Nehme Z, Andrew E, Bernard SA, et al. Treatment of monitored out-of-hospital ventricular fibrillation and pulseless ventricular tachycardia utilizing the precordial thump. Resuscitation. 2013;84(12):1691–1696.
The EMS Science
This is a retrospective review of all cardiac arrests managed by the Victorian Ambulance Service in Melbourne, Australia, from 2003 to 2011. EMS providers followed the Australian Resuscitation Council guidelines that are essentially identical to those of the American Heart Association.
The researchers first extracted cases where the patient suffered a witnessed arrest while being monitored by EMS providers. They then divided the cases into patients who received a precordial thump (PT) before further resuscitation, thump first, and those who received defibrillation first, shock first. Their protocol allowed for the delivery of a PT initially when defibrillation wasn’t immediately available.
Of 424 monitored arrests, 71% (301) were ventricular fibrillation (VF) and 29% (123) were ventricular tachycardia (VT). A PT was administered to 103 patients—76 (73.8%) were in VF and 27 (26.2%) were in VT.
The thump first group was more likely to rearrest and only 16.5% (17) of them had a rhythm change as a result of the PT. There was no difference in the time to defibrillation for either group. However, the PT was significantly less likely to result in sustained return of spontaneous circulation (ROSC). There was no difference in initial ROSC, survival to hospital admission or discharged alive status between the two groups.
The researchers’ conclusion stated, “The PT used as first-line treatment of monitored VF/VT rarely results in ROSC, and is more often associated with rhythm deterioration.”
Early CPR, not a precordial thump, is key to cardiac arrest survival. Photo courtesy Courtney McCain
Doc Keith Wesley Comments
The precordial thump is second only to popping the tops off of the prefilled arrest medication with your thumbs as your partner contacts Rampart General for orders. It looked so dramatic; you could almost hear the medic willing the life back into the patient as they raised their fist into the air and slammed it down on the patient’s chest.
But did it work? Yes, sometimes. I’m sure there are some EMS dinosaurs out there who still swear by it. Heck, I’ve converted an awake VT with a joke that caused the patient to laugh so hard the VT stopped and sinus rhythm resumed, but that’s not science—that’s an anecdote.
Our care must be guided by scientific analysis and must be designed to provide the most good for the majority of cases. The reality is that VT and VF is best treated with defibrillation that results in depolarization of the entire myocardium. Asystole is the goal of defibrillation in order for one of the heart’s pacemaker sites to resume normal electrical stimulation.

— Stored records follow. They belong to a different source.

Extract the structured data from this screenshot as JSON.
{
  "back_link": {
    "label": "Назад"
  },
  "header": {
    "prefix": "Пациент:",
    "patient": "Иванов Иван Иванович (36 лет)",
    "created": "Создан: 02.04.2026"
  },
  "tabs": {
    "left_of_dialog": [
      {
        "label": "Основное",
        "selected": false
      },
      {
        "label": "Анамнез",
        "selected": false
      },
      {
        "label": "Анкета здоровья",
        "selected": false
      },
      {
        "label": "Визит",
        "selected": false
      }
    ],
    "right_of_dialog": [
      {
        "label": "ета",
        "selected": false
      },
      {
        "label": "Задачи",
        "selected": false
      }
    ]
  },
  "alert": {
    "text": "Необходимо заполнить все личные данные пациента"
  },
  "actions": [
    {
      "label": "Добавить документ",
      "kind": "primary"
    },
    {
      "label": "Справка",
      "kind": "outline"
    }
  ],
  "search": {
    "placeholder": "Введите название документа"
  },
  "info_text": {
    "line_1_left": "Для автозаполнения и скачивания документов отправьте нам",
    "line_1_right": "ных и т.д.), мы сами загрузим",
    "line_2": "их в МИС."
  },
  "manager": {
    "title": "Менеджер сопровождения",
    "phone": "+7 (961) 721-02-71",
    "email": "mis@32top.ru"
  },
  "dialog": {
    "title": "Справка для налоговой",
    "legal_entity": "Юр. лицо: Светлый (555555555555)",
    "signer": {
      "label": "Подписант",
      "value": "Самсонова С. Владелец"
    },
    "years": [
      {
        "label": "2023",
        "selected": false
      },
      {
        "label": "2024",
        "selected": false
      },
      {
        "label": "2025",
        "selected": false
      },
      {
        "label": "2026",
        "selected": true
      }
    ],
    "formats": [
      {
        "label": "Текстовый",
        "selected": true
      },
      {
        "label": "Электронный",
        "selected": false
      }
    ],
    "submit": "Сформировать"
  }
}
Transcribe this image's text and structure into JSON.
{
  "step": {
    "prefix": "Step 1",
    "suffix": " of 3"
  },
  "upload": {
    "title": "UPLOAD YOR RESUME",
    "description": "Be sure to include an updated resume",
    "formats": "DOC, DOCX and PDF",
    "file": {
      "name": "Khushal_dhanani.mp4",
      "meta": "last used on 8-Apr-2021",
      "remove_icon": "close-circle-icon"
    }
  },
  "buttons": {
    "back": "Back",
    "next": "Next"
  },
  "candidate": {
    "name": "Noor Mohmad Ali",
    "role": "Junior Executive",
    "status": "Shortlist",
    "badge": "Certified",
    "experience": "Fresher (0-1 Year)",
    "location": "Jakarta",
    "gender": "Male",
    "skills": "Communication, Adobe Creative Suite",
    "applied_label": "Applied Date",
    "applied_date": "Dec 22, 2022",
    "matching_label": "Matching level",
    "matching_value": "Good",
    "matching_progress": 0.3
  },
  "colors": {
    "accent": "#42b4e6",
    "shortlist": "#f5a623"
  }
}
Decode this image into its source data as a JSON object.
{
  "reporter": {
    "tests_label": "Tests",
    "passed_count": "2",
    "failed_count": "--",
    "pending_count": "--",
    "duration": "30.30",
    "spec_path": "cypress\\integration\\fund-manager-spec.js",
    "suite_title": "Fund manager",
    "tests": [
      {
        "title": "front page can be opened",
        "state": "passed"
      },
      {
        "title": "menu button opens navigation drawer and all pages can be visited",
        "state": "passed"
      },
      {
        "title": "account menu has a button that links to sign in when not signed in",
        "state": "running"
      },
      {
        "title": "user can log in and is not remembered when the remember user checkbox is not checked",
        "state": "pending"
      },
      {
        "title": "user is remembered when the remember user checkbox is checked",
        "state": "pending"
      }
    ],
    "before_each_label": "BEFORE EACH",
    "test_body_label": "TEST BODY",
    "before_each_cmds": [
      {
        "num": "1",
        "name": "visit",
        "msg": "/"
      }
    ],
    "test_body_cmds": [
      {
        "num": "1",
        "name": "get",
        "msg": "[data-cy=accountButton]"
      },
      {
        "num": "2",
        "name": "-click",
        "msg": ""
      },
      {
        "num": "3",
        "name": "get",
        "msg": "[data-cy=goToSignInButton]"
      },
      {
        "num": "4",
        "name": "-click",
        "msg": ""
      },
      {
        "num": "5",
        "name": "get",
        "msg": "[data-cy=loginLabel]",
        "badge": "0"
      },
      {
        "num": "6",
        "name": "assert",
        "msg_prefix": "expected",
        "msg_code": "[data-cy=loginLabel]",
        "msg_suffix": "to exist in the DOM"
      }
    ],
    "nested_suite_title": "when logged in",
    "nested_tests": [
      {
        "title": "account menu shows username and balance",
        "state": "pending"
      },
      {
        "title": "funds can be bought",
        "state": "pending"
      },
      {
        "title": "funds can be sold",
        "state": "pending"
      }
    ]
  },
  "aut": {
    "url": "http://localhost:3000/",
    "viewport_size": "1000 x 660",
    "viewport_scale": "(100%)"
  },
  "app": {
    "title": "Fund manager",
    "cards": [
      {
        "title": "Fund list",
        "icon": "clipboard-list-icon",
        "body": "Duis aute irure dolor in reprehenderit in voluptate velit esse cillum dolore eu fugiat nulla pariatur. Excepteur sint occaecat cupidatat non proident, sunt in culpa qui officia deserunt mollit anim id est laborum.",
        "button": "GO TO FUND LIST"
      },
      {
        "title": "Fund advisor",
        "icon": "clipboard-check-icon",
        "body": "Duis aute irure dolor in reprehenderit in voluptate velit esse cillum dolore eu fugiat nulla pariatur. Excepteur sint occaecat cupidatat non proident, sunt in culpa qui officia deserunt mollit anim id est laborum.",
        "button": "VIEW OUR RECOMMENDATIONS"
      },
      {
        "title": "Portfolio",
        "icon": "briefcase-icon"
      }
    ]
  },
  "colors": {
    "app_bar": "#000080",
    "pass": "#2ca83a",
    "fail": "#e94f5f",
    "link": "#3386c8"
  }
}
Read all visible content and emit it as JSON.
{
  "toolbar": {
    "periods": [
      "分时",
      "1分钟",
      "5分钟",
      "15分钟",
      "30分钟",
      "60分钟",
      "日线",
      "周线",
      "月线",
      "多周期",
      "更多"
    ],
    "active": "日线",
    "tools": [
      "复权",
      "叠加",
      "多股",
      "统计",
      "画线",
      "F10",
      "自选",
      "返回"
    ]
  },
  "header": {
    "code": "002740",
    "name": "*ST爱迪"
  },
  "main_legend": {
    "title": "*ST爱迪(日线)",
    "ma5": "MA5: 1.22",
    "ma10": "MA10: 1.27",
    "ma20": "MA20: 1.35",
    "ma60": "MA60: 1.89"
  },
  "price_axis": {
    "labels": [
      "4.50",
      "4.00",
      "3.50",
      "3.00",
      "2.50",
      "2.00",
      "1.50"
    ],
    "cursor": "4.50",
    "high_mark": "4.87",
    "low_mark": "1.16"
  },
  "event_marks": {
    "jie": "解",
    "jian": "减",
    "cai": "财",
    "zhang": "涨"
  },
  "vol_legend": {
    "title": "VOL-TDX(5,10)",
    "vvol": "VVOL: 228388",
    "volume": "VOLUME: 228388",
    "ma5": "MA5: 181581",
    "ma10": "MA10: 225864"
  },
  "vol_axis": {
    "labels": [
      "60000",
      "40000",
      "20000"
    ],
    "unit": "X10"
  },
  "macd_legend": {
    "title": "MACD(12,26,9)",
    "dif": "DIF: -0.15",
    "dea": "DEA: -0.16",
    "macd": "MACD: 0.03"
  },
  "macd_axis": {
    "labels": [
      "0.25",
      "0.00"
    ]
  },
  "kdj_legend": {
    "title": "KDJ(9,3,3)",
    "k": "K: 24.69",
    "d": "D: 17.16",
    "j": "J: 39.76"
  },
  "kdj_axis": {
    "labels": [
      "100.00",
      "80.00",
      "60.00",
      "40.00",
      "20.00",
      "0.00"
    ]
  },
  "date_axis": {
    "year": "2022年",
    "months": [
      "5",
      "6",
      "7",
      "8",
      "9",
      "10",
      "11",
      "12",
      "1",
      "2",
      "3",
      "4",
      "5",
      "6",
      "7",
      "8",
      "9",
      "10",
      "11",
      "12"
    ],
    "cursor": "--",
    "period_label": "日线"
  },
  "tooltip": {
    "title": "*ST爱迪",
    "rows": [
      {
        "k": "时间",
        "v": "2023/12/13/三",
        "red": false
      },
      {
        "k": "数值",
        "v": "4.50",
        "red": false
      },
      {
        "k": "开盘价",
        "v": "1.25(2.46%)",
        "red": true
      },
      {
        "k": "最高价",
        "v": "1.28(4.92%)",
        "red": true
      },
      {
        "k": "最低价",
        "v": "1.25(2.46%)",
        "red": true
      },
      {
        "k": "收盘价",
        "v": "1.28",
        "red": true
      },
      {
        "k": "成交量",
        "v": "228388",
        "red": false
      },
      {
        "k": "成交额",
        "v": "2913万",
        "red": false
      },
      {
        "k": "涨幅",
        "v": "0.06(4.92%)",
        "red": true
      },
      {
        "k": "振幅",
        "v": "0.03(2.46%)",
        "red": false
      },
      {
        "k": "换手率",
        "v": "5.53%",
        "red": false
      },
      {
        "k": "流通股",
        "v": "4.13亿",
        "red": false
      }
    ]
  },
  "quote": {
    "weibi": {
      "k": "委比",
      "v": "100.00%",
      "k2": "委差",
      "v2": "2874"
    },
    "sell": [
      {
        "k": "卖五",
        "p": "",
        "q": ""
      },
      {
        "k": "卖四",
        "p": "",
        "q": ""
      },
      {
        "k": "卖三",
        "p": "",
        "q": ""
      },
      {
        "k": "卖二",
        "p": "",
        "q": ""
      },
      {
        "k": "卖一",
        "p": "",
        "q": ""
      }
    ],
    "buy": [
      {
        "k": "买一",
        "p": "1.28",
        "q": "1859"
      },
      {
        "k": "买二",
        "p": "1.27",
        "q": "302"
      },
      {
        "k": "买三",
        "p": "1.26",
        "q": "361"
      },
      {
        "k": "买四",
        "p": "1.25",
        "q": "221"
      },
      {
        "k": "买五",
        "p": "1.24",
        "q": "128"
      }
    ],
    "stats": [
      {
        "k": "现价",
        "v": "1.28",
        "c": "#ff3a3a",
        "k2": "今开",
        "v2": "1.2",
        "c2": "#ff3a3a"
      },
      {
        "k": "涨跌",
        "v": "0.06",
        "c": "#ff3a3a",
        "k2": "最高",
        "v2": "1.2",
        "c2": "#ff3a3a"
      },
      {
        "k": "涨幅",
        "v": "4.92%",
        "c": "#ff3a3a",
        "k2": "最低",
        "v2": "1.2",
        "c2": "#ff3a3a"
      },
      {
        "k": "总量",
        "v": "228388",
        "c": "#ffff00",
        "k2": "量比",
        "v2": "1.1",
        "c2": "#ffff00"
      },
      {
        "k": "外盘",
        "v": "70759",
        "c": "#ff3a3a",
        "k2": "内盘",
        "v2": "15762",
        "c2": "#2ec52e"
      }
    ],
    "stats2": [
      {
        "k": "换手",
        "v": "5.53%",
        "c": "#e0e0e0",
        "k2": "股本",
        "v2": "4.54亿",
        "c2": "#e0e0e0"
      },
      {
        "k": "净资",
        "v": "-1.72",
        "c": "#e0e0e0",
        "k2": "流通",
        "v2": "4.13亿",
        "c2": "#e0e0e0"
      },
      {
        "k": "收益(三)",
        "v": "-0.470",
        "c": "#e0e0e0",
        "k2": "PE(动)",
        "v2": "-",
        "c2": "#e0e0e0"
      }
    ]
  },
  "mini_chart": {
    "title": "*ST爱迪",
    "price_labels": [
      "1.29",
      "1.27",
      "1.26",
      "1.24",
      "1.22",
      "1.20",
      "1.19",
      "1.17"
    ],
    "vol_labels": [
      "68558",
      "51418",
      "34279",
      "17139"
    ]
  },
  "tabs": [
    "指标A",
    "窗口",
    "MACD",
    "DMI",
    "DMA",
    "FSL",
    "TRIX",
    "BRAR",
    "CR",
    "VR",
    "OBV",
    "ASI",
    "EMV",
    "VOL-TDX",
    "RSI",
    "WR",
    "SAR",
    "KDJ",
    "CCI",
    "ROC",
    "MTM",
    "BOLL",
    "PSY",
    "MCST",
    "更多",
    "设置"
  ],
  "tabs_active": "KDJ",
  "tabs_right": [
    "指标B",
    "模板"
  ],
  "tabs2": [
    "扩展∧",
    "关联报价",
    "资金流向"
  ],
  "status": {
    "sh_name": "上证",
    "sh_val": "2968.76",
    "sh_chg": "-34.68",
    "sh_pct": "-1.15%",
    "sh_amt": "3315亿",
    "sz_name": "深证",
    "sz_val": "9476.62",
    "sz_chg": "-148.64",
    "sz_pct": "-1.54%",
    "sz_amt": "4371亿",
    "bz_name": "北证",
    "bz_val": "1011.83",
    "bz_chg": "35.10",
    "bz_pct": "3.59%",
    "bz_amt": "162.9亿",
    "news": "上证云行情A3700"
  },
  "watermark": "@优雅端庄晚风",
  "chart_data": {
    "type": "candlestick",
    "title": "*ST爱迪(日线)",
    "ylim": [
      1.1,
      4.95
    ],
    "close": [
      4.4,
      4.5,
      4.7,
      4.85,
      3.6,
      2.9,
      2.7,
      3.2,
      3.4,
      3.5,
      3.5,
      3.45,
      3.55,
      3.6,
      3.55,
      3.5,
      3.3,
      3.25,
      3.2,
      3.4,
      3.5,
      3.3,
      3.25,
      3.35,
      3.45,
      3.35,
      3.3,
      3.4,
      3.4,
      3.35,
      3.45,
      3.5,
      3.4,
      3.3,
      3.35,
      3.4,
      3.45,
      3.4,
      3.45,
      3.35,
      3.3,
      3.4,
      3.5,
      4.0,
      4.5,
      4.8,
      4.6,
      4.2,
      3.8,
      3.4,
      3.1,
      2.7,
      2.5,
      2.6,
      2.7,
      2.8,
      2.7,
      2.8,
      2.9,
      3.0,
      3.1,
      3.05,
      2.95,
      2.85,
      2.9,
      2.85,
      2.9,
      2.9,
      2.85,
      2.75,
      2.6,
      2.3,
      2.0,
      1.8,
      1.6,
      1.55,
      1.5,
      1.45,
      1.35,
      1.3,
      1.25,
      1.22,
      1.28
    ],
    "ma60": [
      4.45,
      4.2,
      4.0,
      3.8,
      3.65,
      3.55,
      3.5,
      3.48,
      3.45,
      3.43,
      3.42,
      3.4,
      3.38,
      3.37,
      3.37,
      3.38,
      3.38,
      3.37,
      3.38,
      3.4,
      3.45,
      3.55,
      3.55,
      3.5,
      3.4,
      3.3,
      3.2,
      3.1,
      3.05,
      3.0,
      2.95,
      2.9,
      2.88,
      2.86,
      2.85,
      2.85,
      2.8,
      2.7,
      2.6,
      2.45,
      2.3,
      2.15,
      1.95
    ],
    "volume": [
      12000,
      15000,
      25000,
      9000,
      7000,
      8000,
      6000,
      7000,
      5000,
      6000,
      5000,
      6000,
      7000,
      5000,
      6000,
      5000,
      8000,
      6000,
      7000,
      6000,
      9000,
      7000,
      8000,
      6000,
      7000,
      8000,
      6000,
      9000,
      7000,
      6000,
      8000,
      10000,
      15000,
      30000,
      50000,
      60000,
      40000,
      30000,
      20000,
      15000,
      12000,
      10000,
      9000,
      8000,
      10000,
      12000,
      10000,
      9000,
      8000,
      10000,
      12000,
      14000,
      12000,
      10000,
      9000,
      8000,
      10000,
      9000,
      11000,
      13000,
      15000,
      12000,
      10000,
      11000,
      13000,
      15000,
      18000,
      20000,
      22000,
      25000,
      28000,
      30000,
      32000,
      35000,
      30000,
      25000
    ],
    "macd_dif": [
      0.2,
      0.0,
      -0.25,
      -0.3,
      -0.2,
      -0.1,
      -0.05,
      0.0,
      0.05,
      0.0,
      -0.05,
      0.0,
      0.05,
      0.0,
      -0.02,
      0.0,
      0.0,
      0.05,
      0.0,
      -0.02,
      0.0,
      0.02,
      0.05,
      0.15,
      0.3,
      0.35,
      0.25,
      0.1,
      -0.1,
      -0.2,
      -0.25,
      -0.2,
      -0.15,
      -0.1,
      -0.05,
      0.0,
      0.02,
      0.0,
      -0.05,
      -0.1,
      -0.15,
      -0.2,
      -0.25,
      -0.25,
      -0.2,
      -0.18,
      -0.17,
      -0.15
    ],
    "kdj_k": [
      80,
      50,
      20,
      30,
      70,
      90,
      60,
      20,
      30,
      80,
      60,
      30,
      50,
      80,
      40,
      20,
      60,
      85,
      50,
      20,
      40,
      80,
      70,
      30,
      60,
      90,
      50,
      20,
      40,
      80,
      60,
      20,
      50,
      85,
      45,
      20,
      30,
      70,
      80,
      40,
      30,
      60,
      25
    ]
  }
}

Some will say that because there was no difference in ultimate survival of the patients, that there’s no harm in trying PT. Unfortunately, cardiac arrest survival is more complex than that. In this report, 83% of the PT patients required subsequent defibrillation. So in the end, it was defibrillation that converted almost all of the survivors.
Bottom line? PT should be relegated to the recesses of medical history along with rotating tourniquets and leeches.
Medic Karen Wesley Comments
The study states all patients were treated with a combination monitor/defibrillator, so I had a little trouble understanding how they could justify the use of PT instead of defibrillation. The study also said PT was used when defibrillation wasn’t immediately available or when extended extrication was necessary, but that seems to be a mixed message.